Sensitive teeth can impact your daily life in a number of small ways that can add up to a big annoyance. They can make eating sweet, cold, or acidic foods like ice cream, cold drinks, and sweets, a real pain in the mouth. According to a recent survey of dental offices in the United States, one in eight adult patients experience overly sensitive teeth. While treatment options for sensitive teeth include protective barriers, gum grafting, and special toothpastes, learning more about the underlying causes will inform the most effective treatment for you.
1. Receding Gums
One of the most common causes of sensitive teeth is receded gums, which expose the sensitive surface of the tooth roots. In most cases, the gums recede as a result of gum disease, an infection and inflammation of the gum tissue surrounding a tooth.
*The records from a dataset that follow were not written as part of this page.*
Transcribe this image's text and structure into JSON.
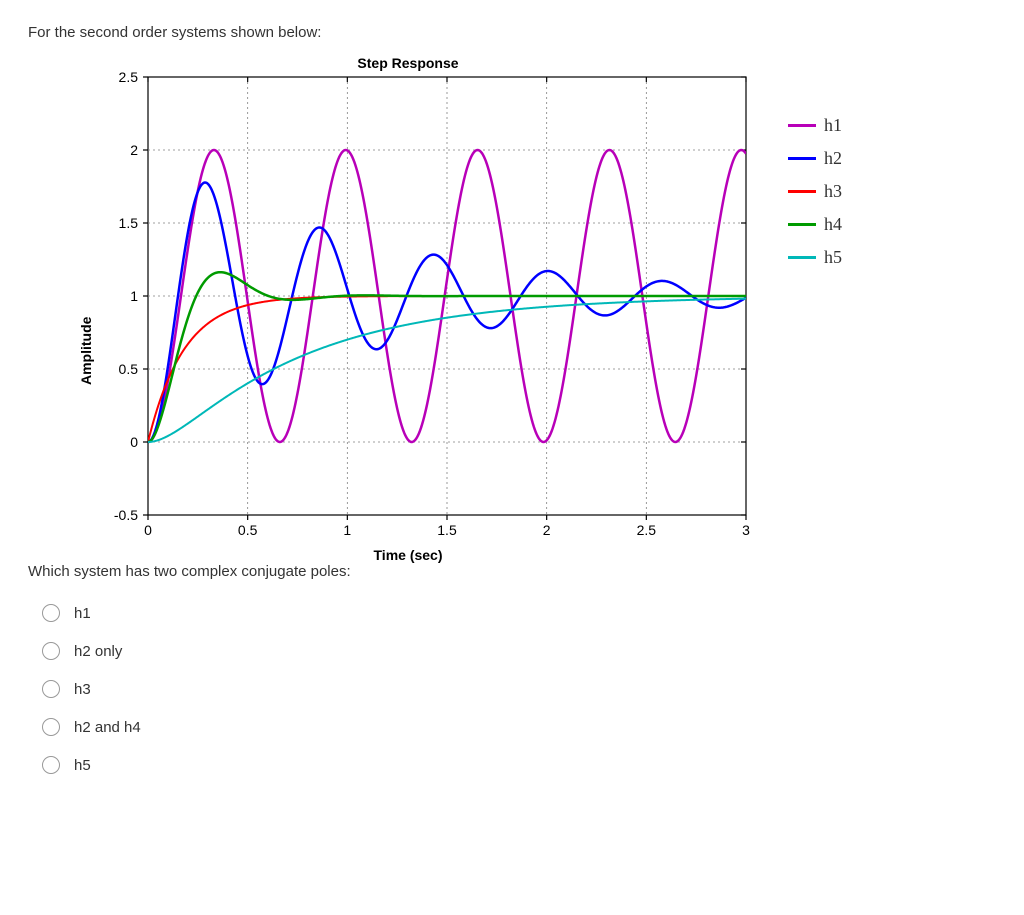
{
  "question_intro": "For the second order systems shown below:",
  "question_text": "Which system has two complex conjugate poles:",
  "options": [
    {
      "id": "opt-h1",
      "label": "h1"
    },
    {
      "id": "opt-h2only",
      "label": "h2 only"
    },
    {
      "id": "opt-h3",
      "label": "h3"
    },
    {
      "id": "opt-h2h4",
      "label": "h2 and h4"
    },
    {
      "id": "opt-h5",
      "label": "h5"
    }
  ],
  "chart_data": {
    "type": "line",
    "title": "Step Response",
    "xlabel": "Time (sec)",
    "ylabel": "Amplitude",
    "xlim": [
      0,
      3
    ],
    "ylim": [
      -0.5,
      2.5
    ],
    "xticks": [
      0,
      0.5,
      1,
      1.5,
      2,
      2.5,
      3
    ],
    "yticks": [
      -0.5,
      0,
      0.5,
      1,
      1.5,
      2,
      2.5
    ],
    "xgrid": [
      0.5,
      1,
      1.5,
      2,
      2.5
    ],
    "ygrid": [
      0,
      0.5,
      1.0,
      1.5,
      2.0
    ],
    "legend": [
      {
        "name": "h1",
        "color": "#b800b8"
      },
      {
        "name": "h2",
        "color": "#0000ff"
      },
      {
        "name": "h3",
        "color": "#ff0000"
      },
      {
        "name": "h4",
        "color": "#009b00"
      },
      {
        "name": "h5",
        "color": "#00b8b8"
      }
    ],
    "series": [
      {
        "name": "h1",
        "color": "#b800b8",
        "width": 2.5,
        "params": {
          "type": "undamped",
          "wd": 9.5,
          "amp": 1.0,
          "final": 1.0
        }
      },
      {
        "name": "h2",
        "color": "#0000ff",
        "width": 2.5,
        "params": {
          "type": "underdamped",
          "wn": 11,
          "zeta": 0.08,
          "final": 1.0
        }
      },
      {
        "name": "h3",
        "color": "#ff0000",
        "width": 2,
        "params": {
          "type": "firstorder",
          "tau": 0.18,
          "final": 1.0
        }
      },
      {
        "name": "h4",
        "color": "#009b00",
        "width": 2.5,
        "params": {
          "type": "underdamped",
          "wn": 10,
          "zeta": 0.5,
          "final": 1.0
        }
      },
      {
        "name": "h5",
        "color": "#00b8b8",
        "width": 2,
        "params": {
          "type": "overdamped",
          "p1": 1.4,
          "p2": 8.0,
          "final": 1.0
        }
      }
    ]
  }
}
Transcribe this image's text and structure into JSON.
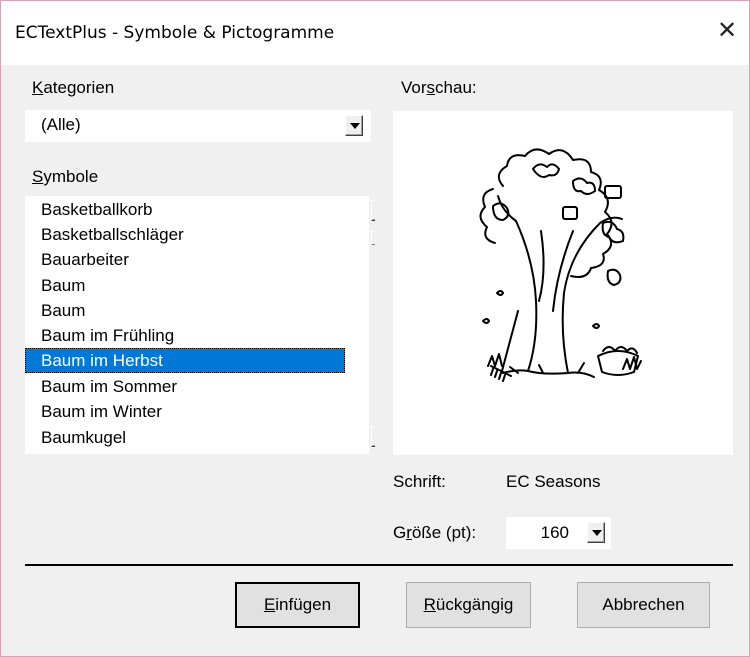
{
  "window": {
    "title": "ECTextPlus - Symbole & Pictogramme",
    "close_glyph": "✕"
  },
  "kategorien": {
    "label_first": "K",
    "label_rest": "ategorien",
    "selected": "(Alle)"
  },
  "symbole": {
    "label_first": "S",
    "label_rest": "ymbole",
    "items": [
      {
        "label": "Basketballkorb",
        "selected": false
      },
      {
        "label": "Basketballschläger",
        "selected": false
      },
      {
        "label": "Bauarbeiter",
        "selected": false
      },
      {
        "label": "Baum",
        "selected": false
      },
      {
        "label": "Baum",
        "selected": false
      },
      {
        "label": "Baum im Frühling",
        "selected": false
      },
      {
        "label": "Baum im Herbst",
        "selected": true
      },
      {
        "label": "Baum im Sommer",
        "selected": false
      },
      {
        "label": "Baum im Winter",
        "selected": false
      },
      {
        "label": "Baumkugel",
        "selected": false
      }
    ]
  },
  "vorschau": {
    "label_a": "Vor",
    "label_u": "s",
    "label_b": "chau:",
    "image": "tree-in-autumn-icon"
  },
  "schrift": {
    "label": "Schrift:",
    "value": "EC Seasons"
  },
  "groesse": {
    "label_a": "G",
    "label_u": "r",
    "label_b": "öße (pt):",
    "value": "160"
  },
  "buttons": {
    "insert_u": "E",
    "insert_rest": "infügen",
    "undo_u": "R",
    "undo_rest": "ückgängig",
    "cancel": "Abbrechen"
  },
  "colors": {
    "selection": "#0078d7",
    "window_border": "#d9a0b8",
    "dialog_bg": "#f0f0f0"
  }
}
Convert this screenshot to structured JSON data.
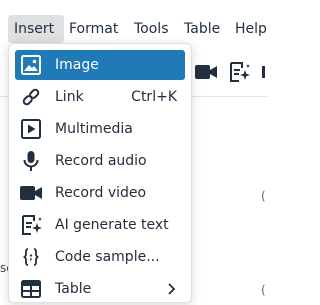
{
  "menubar": {
    "items": [
      {
        "label": "Insert",
        "active": true
      },
      {
        "label": "Format"
      },
      {
        "label": "Tools"
      },
      {
        "label": "Table"
      },
      {
        "label": "Help"
      }
    ]
  },
  "toolbar": {
    "icons": [
      "record-video-icon",
      "ai-generate-text-icon"
    ]
  },
  "insert_menu": {
    "items": [
      {
        "label": "Image",
        "icon": "image-icon",
        "selected": true
      },
      {
        "label": "Link",
        "icon": "link-icon",
        "shortcut": "Ctrl+K"
      },
      {
        "label": "Multimedia",
        "icon": "multimedia-icon"
      },
      {
        "label": "Record audio",
        "icon": "microphone-icon"
      },
      {
        "label": "Record video",
        "icon": "video-camera-icon"
      },
      {
        "label": "AI generate text",
        "icon": "ai-generate-text-icon"
      },
      {
        "label": "Code sample...",
        "icon": "code-sample-icon"
      },
      {
        "label": "Table",
        "icon": "table-icon",
        "submenu": true
      }
    ]
  },
  "background": {
    "editor_text_fragment": "sc",
    "right_glyph_1": "(",
    "right_glyph_2": "("
  },
  "colors": {
    "accent": "#207ab7",
    "active_menubar_bg": "#dee0e2",
    "text": "#222f3e"
  }
}
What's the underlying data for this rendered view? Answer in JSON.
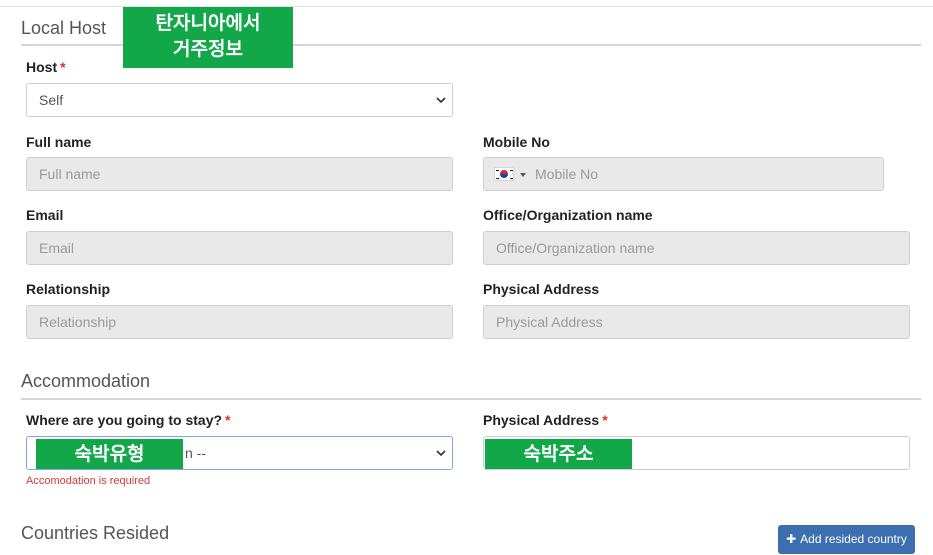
{
  "local_host": {
    "title": "Local Host",
    "overlay": [
      "탄자니아에서",
      "거주정보"
    ],
    "host": {
      "label": "Host",
      "required_mark": "*",
      "value": "Self"
    },
    "full_name": {
      "label": "Full name",
      "placeholder": "Full name"
    },
    "mobile": {
      "label": "Mobile No",
      "placeholder": "Mobile No",
      "flag": "south-korea-flag-icon"
    },
    "email": {
      "label": "Email",
      "placeholder": "Email"
    },
    "organization": {
      "label": "Office/Organization name",
      "placeholder": "Office/Organization name"
    },
    "relationship": {
      "label": "Relationship",
      "placeholder": "Relationship"
    },
    "physical_address": {
      "label": "Physical Address",
      "placeholder": "Physical Address"
    }
  },
  "accommodation": {
    "title": "Accommodation",
    "stay": {
      "label": "Where are you going to stay?",
      "required_mark": "*",
      "value_visible": "n --",
      "overlay": "숙박유형",
      "error": "Accomodation is required"
    },
    "address": {
      "label": "Physical Address",
      "required_mark": "*",
      "overlay": "숙박주소"
    }
  },
  "countries": {
    "title": "Countries Resided",
    "add_button": "Add resided country",
    "add_icon": "plus-icon"
  },
  "colors": {
    "overlay_green": "#12a84a",
    "required_red": "#e22c2c",
    "button_blue": "#3c6fb0"
  }
}
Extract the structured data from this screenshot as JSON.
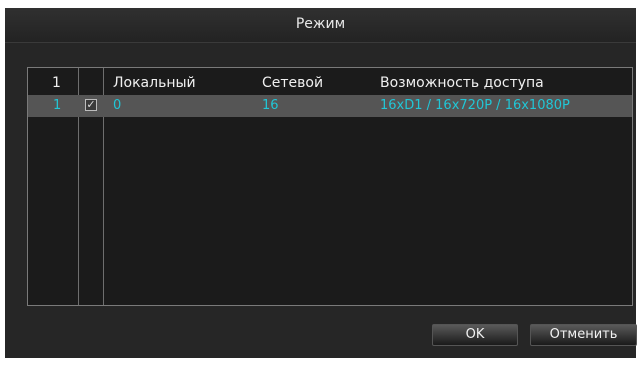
{
  "dialog": {
    "title": "Режим"
  },
  "table": {
    "columns": [
      "1",
      "Локальный",
      "Сетевой",
      "Возможность доступа"
    ],
    "rows": [
      {
        "index": "1",
        "checked": true,
        "local": "0",
        "network": "16",
        "access": "16xD1 / 16x720P / 16x1080P"
      }
    ]
  },
  "buttons": {
    "ok": "OK",
    "cancel": "Отменить"
  },
  "colors": {
    "background": "#262626",
    "selected_row": "#555555",
    "accent_text": "#21c6d6"
  }
}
Even very mild gum disease (also known as gingivitis) can cause the gums to pull away from the tooth, resulting in sensitivity to cold and hot temperatures.
2. Rough Brushing
Brushing is one of those activities where too much elbow grease can cause serious problems. Using a stiff bristled toothbrush, applying too much pressure while brushing, or brushing for too long can wear down the protective enamel layer of the tooth, exposing the sensitive dentin layer beneath. When it comes to brushing, protect your teeth by following the ADA’s recommendations:
- Use a soft-bristled toothbrush
- Brush gently and thoroughly for 2 minutes
3. Injured Tooth
Tooth injuries include a wide range of issues, such as chips and breaks, cracks, cavities, and worn enamel. In all of these instances, the nerve-filled pulp at the center of the tooth becomes exposed and can cause sensitivity and pain when it comes into contact with hot, cold, sweet, and/or acidic substances. If you’re experiencing severe sensitivity to tooth pain, your best bet is to schedule an appointment with your family dentist immediately.